[Opening Given entries section]

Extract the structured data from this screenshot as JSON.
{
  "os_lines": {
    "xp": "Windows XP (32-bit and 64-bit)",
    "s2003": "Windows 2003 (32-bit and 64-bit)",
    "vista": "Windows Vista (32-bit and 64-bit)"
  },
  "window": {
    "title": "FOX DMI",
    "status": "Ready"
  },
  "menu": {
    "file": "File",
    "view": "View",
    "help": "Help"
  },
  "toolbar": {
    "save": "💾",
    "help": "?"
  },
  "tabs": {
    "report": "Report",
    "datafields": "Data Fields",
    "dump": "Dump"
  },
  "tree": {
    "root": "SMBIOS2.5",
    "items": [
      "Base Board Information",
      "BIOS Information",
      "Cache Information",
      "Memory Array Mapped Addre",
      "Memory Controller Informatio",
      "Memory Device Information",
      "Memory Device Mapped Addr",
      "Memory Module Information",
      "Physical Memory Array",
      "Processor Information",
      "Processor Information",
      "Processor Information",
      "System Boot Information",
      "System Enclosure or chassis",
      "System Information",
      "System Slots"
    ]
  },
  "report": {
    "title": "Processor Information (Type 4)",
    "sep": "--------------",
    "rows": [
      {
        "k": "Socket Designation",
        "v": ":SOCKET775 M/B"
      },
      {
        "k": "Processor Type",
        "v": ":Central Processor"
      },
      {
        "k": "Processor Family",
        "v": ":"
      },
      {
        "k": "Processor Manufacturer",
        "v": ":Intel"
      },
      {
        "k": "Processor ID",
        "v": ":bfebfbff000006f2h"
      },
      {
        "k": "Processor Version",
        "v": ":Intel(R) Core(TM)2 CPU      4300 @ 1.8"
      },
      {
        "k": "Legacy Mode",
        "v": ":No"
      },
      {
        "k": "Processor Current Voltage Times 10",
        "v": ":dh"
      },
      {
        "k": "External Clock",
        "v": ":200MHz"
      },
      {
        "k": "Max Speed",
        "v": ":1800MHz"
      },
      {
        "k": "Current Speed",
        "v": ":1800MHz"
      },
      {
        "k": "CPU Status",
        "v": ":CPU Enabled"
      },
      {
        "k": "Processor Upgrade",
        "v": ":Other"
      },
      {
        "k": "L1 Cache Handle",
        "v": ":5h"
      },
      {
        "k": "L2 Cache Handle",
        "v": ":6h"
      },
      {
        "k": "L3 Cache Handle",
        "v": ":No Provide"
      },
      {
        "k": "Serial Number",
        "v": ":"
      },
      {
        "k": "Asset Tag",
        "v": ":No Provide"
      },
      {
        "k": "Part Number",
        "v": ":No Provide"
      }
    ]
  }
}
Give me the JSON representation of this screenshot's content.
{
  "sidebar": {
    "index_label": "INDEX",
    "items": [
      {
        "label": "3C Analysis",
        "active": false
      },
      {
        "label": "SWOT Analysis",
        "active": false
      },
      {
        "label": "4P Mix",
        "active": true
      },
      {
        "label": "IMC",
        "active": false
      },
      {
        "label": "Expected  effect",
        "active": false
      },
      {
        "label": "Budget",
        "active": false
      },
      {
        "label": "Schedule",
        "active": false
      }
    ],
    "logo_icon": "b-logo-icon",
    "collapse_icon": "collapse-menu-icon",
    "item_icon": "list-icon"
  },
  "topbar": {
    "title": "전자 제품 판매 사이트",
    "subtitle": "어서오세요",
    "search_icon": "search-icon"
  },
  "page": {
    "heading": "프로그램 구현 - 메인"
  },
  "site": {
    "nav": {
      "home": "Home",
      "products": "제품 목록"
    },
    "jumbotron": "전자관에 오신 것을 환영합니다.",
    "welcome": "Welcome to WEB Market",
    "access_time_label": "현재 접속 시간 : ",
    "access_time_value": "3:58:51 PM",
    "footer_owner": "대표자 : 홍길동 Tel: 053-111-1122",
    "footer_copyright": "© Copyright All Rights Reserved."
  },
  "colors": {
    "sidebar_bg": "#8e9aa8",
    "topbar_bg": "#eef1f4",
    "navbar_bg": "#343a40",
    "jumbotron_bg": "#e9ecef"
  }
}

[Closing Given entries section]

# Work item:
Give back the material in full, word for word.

# Worked solution:
Extract the structured data from this screenshot as JSON.
{
  "os_lines": {
    "xp": "Windows XP (32-bit and 64-bit)",
    "s2003": "Windows 2003 (32-bit and 64-bit)",
    "vista": "Windows Vista (32-bit and 64-bit)"
  },
  "window": {
    "title": "FOX DMI",
    "status": "Ready"
  },
  "menu": {
    "file": "File",
    "view": "View",
    "help": "Help"
  },
  "toolbar": {
    "save": "💾",
    "help": "?"
  },
  "tabs": {
    "report": "Report",
    "datafields": "Data Fields",
    "dump": "Dump"
  },
  "tree": {
    "root": "SMBIOS2.5",
    "items": [
      "Base Board Information",
      "BIOS Information",
      "Cache Information",
      "Memory Array Mapped Addre",
      "Memory Controller Informatio",
      "Memory Device Information",
      "Memory Device Mapped Addr",
      "Memory Module Information",
      "Physical Memory Array",
      "Processor Information",
      "Processor Information",
      "Processor Information",
      "System Boot Information",
      "System Enclosure or chassis",
      "System Information",
      "System Slots"
    ]
  },
  "report": {
    "title": "Processor Information (Type 4)",
    "sep": "--------------",
    "rows": [
      {
        "k": "Socket Designation",
        "v": ":SOCKET775 M/B"
      },
      {
        "k": "Processor Type",
        "v": ":Central Processor"
      },
      {
        "k": "Processor Family",
        "v": ":"
      },
      {
        "k": "Processor Manufacturer",
        "v": ":Intel"
      },
      {
        "k": "Processor ID",
        "v": ":bfebfbff000006f2h"
      },
      {
        "k": "Processor Version",
        "v": ":Intel(R) Core(TM)2 CPU      4300 @ 1.8"
      },
      {
        "k": "Legacy Mode",
        "v": ":No"
      },
      {
        "k": "Processor Current Voltage Times 10",
        "v": ":dh"
      },
      {
        "k": "External Clock",
        "v": ":200MHz"
      },
      {
        "k": "Max Speed",
        "v": ":1800MHz"
      },
      {
        "k": "Current Speed",
        "v": ":1800MHz"
      },
      {
        "k": "CPU Status",
        "v": ":CPU Enabled"
      },
      {
        "k": "Processor Upgrade",
        "v": ":Other"
      },
      {
        "k": "L1 Cache Handle",
        "v": ":5h"
      },
      {
        "k": "L2 Cache Handle",
        "v": ":6h"
      },
      {
        "k": "L3 Cache Handle",
        "v": ":No Provide"
      },
      {
        "k": "Serial Number",
        "v": ":"
      },
      {
        "k": "Asset Tag",
        "v": ":No Provide"
      },
      {
        "k": "Part Number",
        "v": ":No Provide"
      }
    ]
  }
}
Give me the JSON representation of this screenshot's content.
{
  "sidebar": {
    "index_label": "INDEX",
    "items": [
      {
        "label": "3C Analysis",
        "active": false
      },
      {
        "label": "SWOT Analysis",
        "active": false
      },
      {
        "label": "4P Mix",
        "active": true
      },
      {
        "label": "IMC",
        "active": false
      },
      {
        "label": "Expected  effect",
        "active": false
      },
      {
        "label": "Budget",
        "active": false
      },
      {
        "label": "Schedule",
        "active": false
      }
    ],
    "logo_icon": "b-logo-icon",
    "collapse_icon": "collapse-menu-icon",
    "item_icon": "list-icon"
  },
  "topbar": {
    "title": "전자 제품 판매 사이트",
    "subtitle": "어서오세요",
    "search_icon": "search-icon"
  },
  "page": {
    "heading": "프로그램 구현 - 메인"
  },
  "site": {
    "nav": {
      "home": "Home",
      "products": "제품 목록"
    },
    "jumbotron": "전자관에 오신 것을 환영합니다.",
    "welcome": "Welcome to WEB Market",
    "access_time_label": "현재 접속 시간 : ",
    "access_time_value": "3:58:51 PM",
    "footer_owner": "대표자 : 홍길동 Tel: 053-111-1122",
    "footer_copyright": "© Copyright All Rights Reserved."
  },
  "colors": {
    "sidebar_bg": "#8e9aa8",
    "topbar_bg": "#eef1f4",
    "navbar_bg": "#343a40",
    "jumbotron_bg": "#e9ecef"
  }
}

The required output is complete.